13th Age‘s implied setting and the rules supporting it (backgrounds, icons and icon relationships) allow adventure styles that go beyond exploring dungeons and playing fantasy superheroes. In my mind, its key narrative mechanics reward and enable roleplaying more than the previous games it grew from.
Yet, while planning my next game session, I realized there was one thing the game didn’t handle directly. You can’t have players roll against a NPC in non-combat contests since they don’t have backgrounds, ability scores or skills.
More specifically for my needs, the game does not have an obvious way to emulate “duel of wits.” I’m aware I could just “roleplay” them or make use of the generic difficulty ratings and “failing forward” concepts. In spite of that, I still felt like something’s missing from my 13th Age GMing toolbox.

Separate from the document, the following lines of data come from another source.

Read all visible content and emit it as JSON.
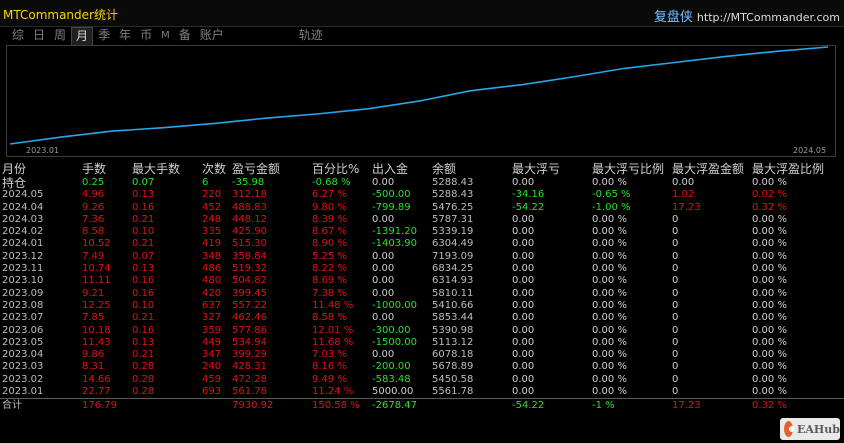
{
  "app_title": "MTCommander统计",
  "brand_cn": "复盘侠",
  "brand_url": "http://MTCommander.com",
  "tabs": [
    {
      "label": "综"
    },
    {
      "label": "日"
    },
    {
      "label": "周"
    },
    {
      "label": "月",
      "active": true
    },
    {
      "label": "季"
    },
    {
      "label": "年"
    },
    {
      "label": "币"
    },
    {
      "label": "M"
    },
    {
      "label": "备"
    },
    {
      "label": "账户"
    },
    {
      "label": "轨迹"
    }
  ],
  "chart": {
    "x_start": "2023.01",
    "x_end": "2024.05",
    "line_color": "#2aa5ea",
    "values": [
      0,
      8,
      15,
      19,
      24,
      30,
      35,
      41,
      50,
      62,
      69,
      78,
      88,
      95,
      102,
      108,
      113
    ]
  },
  "columns": [
    "月份",
    "手数",
    "最大手数",
    "次数",
    "盈亏金额",
    "百分比%",
    "出入金",
    "余额",
    "最大浮亏",
    "最大浮亏比例",
    "最大浮盈金额",
    "最大浮盈比例"
  ],
  "holding": {
    "label": "持仓",
    "lots": "0.25",
    "max_lots": "0.07",
    "count": "6",
    "pl": "-35.98",
    "pct": "-0.68 %",
    "flow": "0.00",
    "balance": "5288.43",
    "mdd": "0.00",
    "mdd_pct": "0.00 %",
    "mfp": "0.00",
    "mfp_pct": "0.00 %"
  },
  "rows": [
    {
      "month": "2024.05",
      "lots": "4.96",
      "max_lots": "0.13",
      "count": "220",
      "pl": "312.18",
      "pct": "6.27 %",
      "flow": "-500.00",
      "balance": "5288.43",
      "mdd": "-34.16",
      "mdd_pct": "-0.65 %",
      "mfp": "1.02",
      "mfp_pct": "0.02 %"
    },
    {
      "month": "2024.04",
      "lots": "9.26",
      "max_lots": "0.16",
      "count": "452",
      "pl": "488.83",
      "pct": "9.80 %",
      "flow": "-799.89",
      "balance": "5476.25",
      "mdd": "-54.22",
      "mdd_pct": "-1.00 %",
      "mfp": "17.23",
      "mfp_pct": "0.32 %"
    },
    {
      "month": "2024.03",
      "lots": "7.36",
      "max_lots": "0.21",
      "count": "248",
      "pl": "448.12",
      "pct": "8.39 %",
      "flow": "0.00",
      "balance": "5787.31",
      "mdd": "0.00",
      "mdd_pct": "0.00 %",
      "mfp": "0",
      "mfp_pct": "0.00 %"
    },
    {
      "month": "2024.02",
      "lots": "8.58",
      "max_lots": "0.10",
      "count": "335",
      "pl": "425.90",
      "pct": "8.67 %",
      "flow": "-1391.20",
      "balance": "5339.19",
      "mdd": "0.00",
      "mdd_pct": "0.00 %",
      "mfp": "0",
      "mfp_pct": "0.00 %"
    },
    {
      "month": "2024.01",
      "lots": "10.52",
      "max_lots": "0.21",
      "count": "419",
      "pl": "515.30",
      "pct": "8.90 %",
      "flow": "-1403.90",
      "balance": "6304.49",
      "mdd": "0.00",
      "mdd_pct": "0.00 %",
      "mfp": "0",
      "mfp_pct": "0.00 %"
    },
    {
      "month": "2023.12",
      "lots": "7.49",
      "max_lots": "0.07",
      "count": "348",
      "pl": "358.84",
      "pct": "5.25 %",
      "flow": "0.00",
      "balance": "7193.09",
      "mdd": "0.00",
      "mdd_pct": "0.00 %",
      "mfp": "0",
      "mfp_pct": "0.00 %"
    },
    {
      "month": "2023.11",
      "lots": "10.74",
      "max_lots": "0.13",
      "count": "486",
      "pl": "519.32",
      "pct": "8.22 %",
      "flow": "0.00",
      "balance": "6834.25",
      "mdd": "0.00",
      "mdd_pct": "0.00 %",
      "mfp": "0",
      "mfp_pct": "0.00 %"
    },
    {
      "month": "2023.10",
      "lots": "11.11",
      "max_lots": "0.16",
      "count": "480",
      "pl": "504.82",
      "pct": "8.69 %",
      "flow": "0.00",
      "balance": "6314.93",
      "mdd": "0.00",
      "mdd_pct": "0.00 %",
      "mfp": "0",
      "mfp_pct": "0.00 %"
    },
    {
      "month": "2023.09",
      "lots": "9.21",
      "max_lots": "0.16",
      "count": "420",
      "pl": "399.45",
      "pct": "7.38 %",
      "flow": "0.00",
      "balance": "5810.11",
      "mdd": "0.00",
      "mdd_pct": "0.00 %",
      "mfp": "0",
      "mfp_pct": "0.00 %"
    },
    {
      "month": "2023.08",
      "lots": "12.25",
      "max_lots": "0.10",
      "count": "637",
      "pl": "557.22",
      "pct": "11.48 %",
      "flow": "-1000.00",
      "balance": "5410.66",
      "mdd": "0.00",
      "mdd_pct": "0.00 %",
      "mfp": "0",
      "mfp_pct": "0.00 %"
    },
    {
      "month": "2023.07",
      "lots": "7.85",
      "max_lots": "0.21",
      "count": "327",
      "pl": "462.46",
      "pct": "8.58 %",
      "flow": "0.00",
      "balance": "5853.44",
      "mdd": "0.00",
      "mdd_pct": "0.00 %",
      "mfp": "0",
      "mfp_pct": "0.00 %"
    },
    {
      "month": "2023.06",
      "lots": "10.18",
      "max_lots": "0.16",
      "count": "359",
      "pl": "577.86",
      "pct": "12.01 %",
      "flow": "-300.00",
      "balance": "5390.98",
      "mdd": "0.00",
      "mdd_pct": "0.00 %",
      "mfp": "0",
      "mfp_pct": "0.00 %"
    },
    {
      "month": "2023.05",
      "lots": "11.43",
      "max_lots": "0.13",
      "count": "449",
      "pl": "534.94",
      "pct": "11.68 %",
      "flow": "-1500.00",
      "balance": "5113.12",
      "mdd": "0.00",
      "mdd_pct": "0.00 %",
      "mfp": "0",
      "mfp_pct": "0.00 %"
    },
    {
      "month": "2023.04",
      "lots": "9.86",
      "max_lots": "0.21",
      "count": "347",
      "pl": "399.29",
      "pct": "7.03 %",
      "flow": "0.00",
      "balance": "6078.18",
      "mdd": "0.00",
      "mdd_pct": "0.00 %",
      "mfp": "0",
      "mfp_pct": "0.00 %"
    },
    {
      "month": "2023.03",
      "lots": "8.31",
      "max_lots": "0.28",
      "count": "240",
      "pl": "428.31",
      "pct": "8.16 %",
      "flow": "-200.00",
      "balance": "5678.89",
      "mdd": "0.00",
      "mdd_pct": "0.00 %",
      "mfp": "0",
      "mfp_pct": "0.00 %"
    },
    {
      "month": "2023.02",
      "lots": "14.66",
      "max_lots": "0.28",
      "count": "459",
      "pl": "472.28",
      "pct": "9.49 %",
      "flow": "-583.48",
      "balance": "5450.58",
      "mdd": "0.00",
      "mdd_pct": "0.00 %",
      "mfp": "0",
      "mfp_pct": "0.00 %"
    },
    {
      "month": "2023.01",
      "lots": "22.77",
      "max_lots": "0.28",
      "count": "693",
      "pl": "561.78",
      "pct": "11.24 %",
      "flow": "5000.00",
      "balance": "5561.78",
      "mdd": "0.00",
      "mdd_pct": "0.00 %",
      "mfp": "0",
      "mfp_pct": "0.00 %"
    }
  ],
  "totals": {
    "label": "合计",
    "lots": "176.79",
    "pl": "7930.92",
    "pct": "150.58 %",
    "flow": "-2678.47",
    "mdd": "-54.22",
    "mdd_pct": "-1 %",
    "mfp": "17.23",
    "mfp_pct": "0.32 %"
  },
  "watermark": {
    "text": "EAHub",
    "icon": "eahub-logo-icon"
  }
}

For example, if I frame a chase scene, I feel that having a player roll against a flat number makes for a less tense task. The relative competence of antagonists is emulated by values that lead to a 50% chance of success in moderately competent PCs and there’s no room in the RAW for more or less competent opposition.
So how do I address this? I’ve got several ideas.
Cutting to the Chase
First, I could ensure that my adventures don’t feature such contests or I could play by the rules and have players roll vs. a fixed DC. But like I said, I’m not too hot at the idea.
Second, I could still use fixed DCs but tap into the mechanics of the game’s progenitors. I could either break down the DCs into Easy (12), Moderate (15) and Hard (17) target numbers like D&D 4e. Alternatively, I could use GM fiat and provide bonuses or penalties to the players’ rolls based on the situation (the basic +2/-2 rule).
Third, if you really like to roll against players, you could just subtract 10 from the fixed DCs and roll a d20 plus the remaining number. That solves my “GM fingers itching to roll dice” feeling.
But now I feel it doesn’t mesh with the game’s “fast and simple” design philosophy.
I’m bipolar, I change ideas midpost… deal with it. 🙂
So let’s dig deeper…
What if we applied some ideas from my Mouseburning post? First, decide if any given contest is the most important, rate-limiting step of the overall challenge. If it isn’t, don’t bother rolling, assume moderate success and move on to the next part of the challenge. If it is, determine how badly the players want to succeed. Are they willing to burn one of their icon relationship 5s or 6s for it? If so, grant a success without rolling. Spending a 5 means success with a price: something goes wrong or something unplanned happens. If they spend a 6, they win and they come out with a clear story/game advantage after the scene.
As I was writing this post, I dimly remembered a forum post from a few years ago about using dungeon exploration to solve non-combat contest… it can be summed up as “Say Yes or Face the Dungeon.” Taking a page from that great post, if you don’t believe characters could conceivably obtain what they want in a social encounter, or if they roll against a fixed difficulty and fail, you could figuratively drop a dungeon on them. Have a NPC, possibly an Icon agent, require the PCs undertake a quest in a dungeon/city/forest/etc in return for obtaining what they seek.
Save vs. Red Tape
Here’s an example that follows one of the hanging plot hooks of my current campaign.
Our intrepid heroes have crucial information they decide to relate to the Emperor, or far more likely, one of his agents. The Paladin uses his contact as an Imperial Guard to obtain an audience with a disinterested minor bureaucrat. I see no need to roll to get there, the paladin’s background and One Unique Thing makes getting there a technicality.
Dealing with the functionary though, THAT is an interesting challenge. I could play up how bureaucracy is slowly neutering the might of the Empire. I would probably either have the level 2 Paladin play against a difficulty of 17 (using my early ideas) or ask the player if he was willing to burn his “Emperor” relationship on it. If he gave me a 5, I’d probably have the bureaucrat imply that a bribe would considerably shorten the 3 month waiting period (success with a price). If he (or any other player) “spent” one of their 6s, the players would get rapid access to one of the Emperor’s junior advisors. We’d all work out how the icon relationship led to such a success.
Had we gone the “roll for it” way and the PC failed, or had the players refused to spend an icon relationship on the task, the bureaucrat would have explained how sorry he was and couldn’t help … unless they did this HUGE favor for him: “acquire” a bottle of the Archmage’s Very Special Cognac from one of the Shadow Prince’s vault-cellars in the city.
“It’s for my daughter’s wedding. You must understand, I need to impress the groom’s father but I just can’t afford it.”
My problem is solved! How would you go at it?